"And that leads to, I would say, that it also loses its threat potential to a certain extent, that is, it becomes normal, it becomes observable, it is exhibited. It is fine again afterwards, everyone who has to see that too Sleep for a long time and then it's like before, so you can continue to moderate, continue to live. That means it is also a staging of such a fearful situation, which is taken away from the horror by simply becoming normal. "

Insomnia seems to be usable and manageable to some extent: either for pleasure or torture. In the transition to the 21st century, doctors no longer talk about eight-hour sleep, but rather six to nine-hour sleep, and one advises a power nap, the energizing short nap during the day. Overall, according to Philipp Osten, attitudes towards sleep are becoming more and more pragmatic and flexible:

"We have very different individual needs and many sleep researchers respond to this by saying that one person has a completely different sleep rhythm than everyone else. We know it, the day people, the night people, when do I work most effectively, when do I like to rest and sleep like, that is very different from person to person. "

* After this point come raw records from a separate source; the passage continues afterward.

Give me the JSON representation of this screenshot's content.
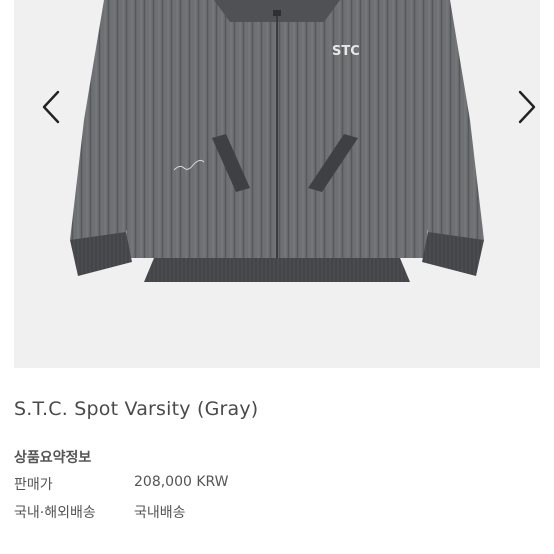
{
  "product": {
    "title": "S.T.C. Spot Varsity (Gray)",
    "image_alt": "gray quilted varsity jacket",
    "chest_logo": "STC",
    "colors": {
      "body": "#6e7073",
      "sleeve_dark": "#4b4c4f",
      "background": "#f0f0f0"
    }
  },
  "gallery": {
    "prev_icon": "chevron-left-icon",
    "next_icon": "chevron-right-icon"
  },
  "summary": {
    "heading": "상품요약정보",
    "rows": [
      {
        "label": "판매가",
        "value": "208,000 KRW"
      },
      {
        "label": "국내·해외배송",
        "value": "국내배송"
      }
    ]
  }
}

Individualized and flexible sleep - it fits in well with an individualized performance society in which there are many different forms of work and times: from normal industrial work to home and self-employed work to shift work.
Does that mean that sleep has finally become controllable according to human needs and everyone can dream when they want? People are taking sleeping pills more and more frequently, and working hours are getting longer. Hannah Ahlheim's conclusion is therefore ambiguous:

"That is actually a very difficult problem for the history of the 20th century in general, that is, whether one writes the history of increasing individualization and flexibility as a history of liberation or as a history of ever more subtle and detailed access to the individual. And I would say it always has both. There is always the risk that you are now even better usable, even more 'perfect' - very clear: With sleep rhythms, you immediately notice that you are more efficient, more economical, better usable, you know when I am fit, when do I have to be in the office, when do I have to go to bed. That’s it on the one hand, on the other hand it’s an incredible relief to be able to say, I’ll do it at my own pace. And it’s also a form of freedom that a large part of the population does not have. "


Hannah Ahlheim (ed.). Gain-control loss. The history of sleep in modern times, Campus Verlag Frankfurt / New York 2014.

Roger Ekirch: In the hour of the night. A story of darkness, Bergisch-Gladbach 2006